Work required: What is the number of lines in these entries that include "structured"? Write that number and no other text.

Records:
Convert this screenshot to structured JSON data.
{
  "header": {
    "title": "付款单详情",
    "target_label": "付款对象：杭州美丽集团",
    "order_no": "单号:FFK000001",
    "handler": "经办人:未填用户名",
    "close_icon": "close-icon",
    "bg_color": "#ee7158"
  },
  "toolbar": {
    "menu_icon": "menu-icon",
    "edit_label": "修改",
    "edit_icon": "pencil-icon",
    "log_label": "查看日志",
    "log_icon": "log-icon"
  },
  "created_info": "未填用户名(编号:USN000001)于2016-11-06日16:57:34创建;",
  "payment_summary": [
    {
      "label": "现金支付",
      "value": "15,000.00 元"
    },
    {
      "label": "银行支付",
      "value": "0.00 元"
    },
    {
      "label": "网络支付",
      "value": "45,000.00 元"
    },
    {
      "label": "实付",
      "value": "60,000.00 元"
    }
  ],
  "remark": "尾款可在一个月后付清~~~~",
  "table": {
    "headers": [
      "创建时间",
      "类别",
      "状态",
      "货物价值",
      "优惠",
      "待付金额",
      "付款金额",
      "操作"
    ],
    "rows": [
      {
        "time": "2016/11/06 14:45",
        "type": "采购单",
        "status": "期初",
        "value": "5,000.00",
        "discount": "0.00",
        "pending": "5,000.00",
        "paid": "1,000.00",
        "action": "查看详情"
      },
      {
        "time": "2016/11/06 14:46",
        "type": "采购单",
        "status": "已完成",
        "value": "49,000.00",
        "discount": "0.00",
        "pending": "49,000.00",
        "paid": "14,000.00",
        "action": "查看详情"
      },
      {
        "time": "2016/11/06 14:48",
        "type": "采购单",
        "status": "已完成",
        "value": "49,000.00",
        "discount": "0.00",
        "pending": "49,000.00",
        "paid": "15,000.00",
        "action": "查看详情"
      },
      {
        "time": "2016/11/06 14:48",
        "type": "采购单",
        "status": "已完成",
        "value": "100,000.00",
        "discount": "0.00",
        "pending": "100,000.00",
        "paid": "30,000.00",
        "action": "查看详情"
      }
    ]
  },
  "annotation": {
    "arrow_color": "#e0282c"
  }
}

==

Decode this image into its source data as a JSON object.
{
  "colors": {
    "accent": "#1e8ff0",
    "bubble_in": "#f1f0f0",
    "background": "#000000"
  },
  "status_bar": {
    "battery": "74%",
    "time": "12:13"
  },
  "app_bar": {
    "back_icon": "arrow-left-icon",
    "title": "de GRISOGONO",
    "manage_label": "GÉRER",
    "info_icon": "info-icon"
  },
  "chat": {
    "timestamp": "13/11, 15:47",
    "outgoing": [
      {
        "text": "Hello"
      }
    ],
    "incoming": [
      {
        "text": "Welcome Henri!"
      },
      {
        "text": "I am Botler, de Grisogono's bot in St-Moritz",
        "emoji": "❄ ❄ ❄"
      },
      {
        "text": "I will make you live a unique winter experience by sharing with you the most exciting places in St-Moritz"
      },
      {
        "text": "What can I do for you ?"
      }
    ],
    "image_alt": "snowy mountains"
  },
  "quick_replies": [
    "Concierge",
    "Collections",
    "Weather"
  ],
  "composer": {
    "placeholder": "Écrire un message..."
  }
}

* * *

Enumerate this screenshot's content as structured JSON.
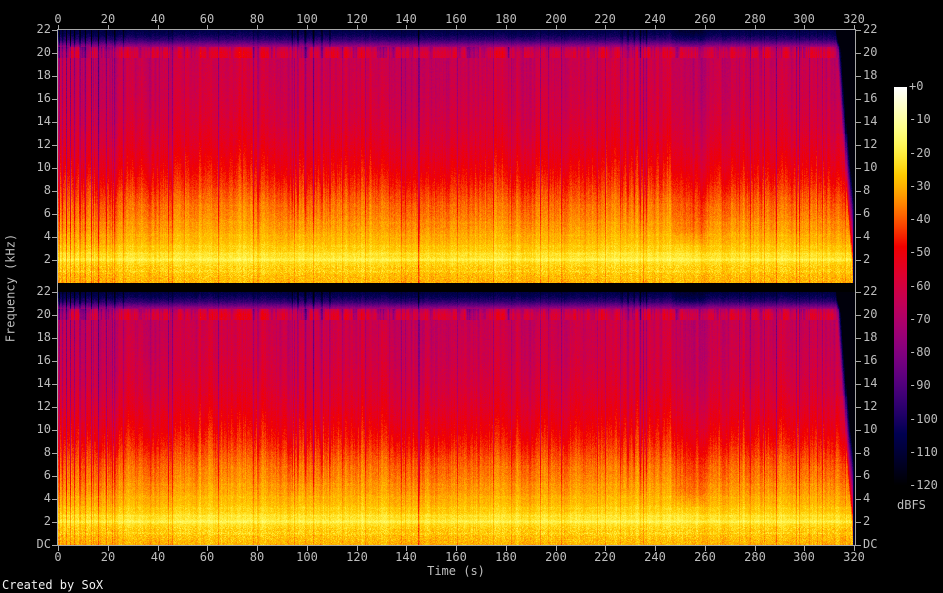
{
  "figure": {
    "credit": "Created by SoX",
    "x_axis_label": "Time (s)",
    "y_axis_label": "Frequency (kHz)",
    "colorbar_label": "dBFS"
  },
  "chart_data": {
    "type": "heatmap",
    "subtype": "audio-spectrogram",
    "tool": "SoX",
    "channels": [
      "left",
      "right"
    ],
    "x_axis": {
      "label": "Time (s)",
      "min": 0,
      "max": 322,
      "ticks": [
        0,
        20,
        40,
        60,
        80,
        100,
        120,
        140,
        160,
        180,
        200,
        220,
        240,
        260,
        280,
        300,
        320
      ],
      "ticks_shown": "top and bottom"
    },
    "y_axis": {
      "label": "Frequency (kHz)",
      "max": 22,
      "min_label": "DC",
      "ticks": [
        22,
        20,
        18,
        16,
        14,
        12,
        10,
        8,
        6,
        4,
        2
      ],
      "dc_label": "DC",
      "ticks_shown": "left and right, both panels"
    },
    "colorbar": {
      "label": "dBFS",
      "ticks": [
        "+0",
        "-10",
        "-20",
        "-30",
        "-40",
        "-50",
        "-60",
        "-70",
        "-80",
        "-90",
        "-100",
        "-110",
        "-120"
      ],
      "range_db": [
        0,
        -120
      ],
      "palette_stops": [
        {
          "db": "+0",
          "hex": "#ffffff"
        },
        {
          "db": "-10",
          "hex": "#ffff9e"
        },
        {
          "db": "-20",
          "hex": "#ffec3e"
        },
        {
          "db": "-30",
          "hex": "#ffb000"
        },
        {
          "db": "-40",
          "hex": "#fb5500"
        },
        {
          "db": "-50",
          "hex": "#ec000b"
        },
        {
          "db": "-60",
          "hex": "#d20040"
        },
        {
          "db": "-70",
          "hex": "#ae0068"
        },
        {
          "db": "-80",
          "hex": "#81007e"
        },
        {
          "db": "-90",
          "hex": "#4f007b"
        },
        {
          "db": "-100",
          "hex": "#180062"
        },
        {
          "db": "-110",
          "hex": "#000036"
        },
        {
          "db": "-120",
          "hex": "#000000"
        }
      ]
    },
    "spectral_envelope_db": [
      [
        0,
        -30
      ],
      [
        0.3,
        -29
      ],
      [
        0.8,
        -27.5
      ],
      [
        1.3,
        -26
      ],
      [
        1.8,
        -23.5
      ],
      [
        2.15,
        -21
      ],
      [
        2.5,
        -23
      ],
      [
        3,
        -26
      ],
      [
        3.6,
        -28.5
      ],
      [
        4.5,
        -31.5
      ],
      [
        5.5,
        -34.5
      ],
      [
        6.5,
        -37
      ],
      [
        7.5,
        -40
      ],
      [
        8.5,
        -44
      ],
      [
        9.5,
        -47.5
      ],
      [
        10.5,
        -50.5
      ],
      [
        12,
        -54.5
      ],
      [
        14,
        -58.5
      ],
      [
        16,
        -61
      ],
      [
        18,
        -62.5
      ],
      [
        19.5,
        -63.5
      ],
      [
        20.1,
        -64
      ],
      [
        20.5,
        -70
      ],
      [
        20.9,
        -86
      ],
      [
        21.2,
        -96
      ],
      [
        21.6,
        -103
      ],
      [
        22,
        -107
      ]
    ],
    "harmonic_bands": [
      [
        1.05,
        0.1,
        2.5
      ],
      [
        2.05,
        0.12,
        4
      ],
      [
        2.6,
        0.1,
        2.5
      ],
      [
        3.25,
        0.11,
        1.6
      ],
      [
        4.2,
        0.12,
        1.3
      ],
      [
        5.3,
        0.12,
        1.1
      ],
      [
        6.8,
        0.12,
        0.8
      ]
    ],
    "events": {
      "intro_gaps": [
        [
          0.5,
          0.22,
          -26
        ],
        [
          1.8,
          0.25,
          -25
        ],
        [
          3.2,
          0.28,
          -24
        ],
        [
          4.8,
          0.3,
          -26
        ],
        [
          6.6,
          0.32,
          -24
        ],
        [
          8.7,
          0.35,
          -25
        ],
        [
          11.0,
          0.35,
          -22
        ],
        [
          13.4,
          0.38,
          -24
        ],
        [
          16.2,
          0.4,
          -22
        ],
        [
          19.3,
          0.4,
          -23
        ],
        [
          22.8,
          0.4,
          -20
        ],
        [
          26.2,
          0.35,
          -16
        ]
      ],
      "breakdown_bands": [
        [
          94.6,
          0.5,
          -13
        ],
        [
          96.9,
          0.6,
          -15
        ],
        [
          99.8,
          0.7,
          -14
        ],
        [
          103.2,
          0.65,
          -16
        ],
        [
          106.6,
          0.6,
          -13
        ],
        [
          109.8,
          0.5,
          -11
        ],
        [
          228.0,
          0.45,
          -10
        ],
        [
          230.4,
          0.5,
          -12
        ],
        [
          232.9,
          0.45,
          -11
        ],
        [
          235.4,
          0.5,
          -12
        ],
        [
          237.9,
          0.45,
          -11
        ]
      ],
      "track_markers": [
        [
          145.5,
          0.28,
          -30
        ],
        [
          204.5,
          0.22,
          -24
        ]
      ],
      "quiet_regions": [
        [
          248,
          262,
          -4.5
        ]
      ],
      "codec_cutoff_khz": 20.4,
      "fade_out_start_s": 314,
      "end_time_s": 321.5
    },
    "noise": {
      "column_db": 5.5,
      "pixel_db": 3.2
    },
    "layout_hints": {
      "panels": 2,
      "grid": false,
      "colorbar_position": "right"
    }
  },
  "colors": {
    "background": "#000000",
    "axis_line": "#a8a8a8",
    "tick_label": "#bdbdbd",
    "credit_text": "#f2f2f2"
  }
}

Solution for this exercise: 2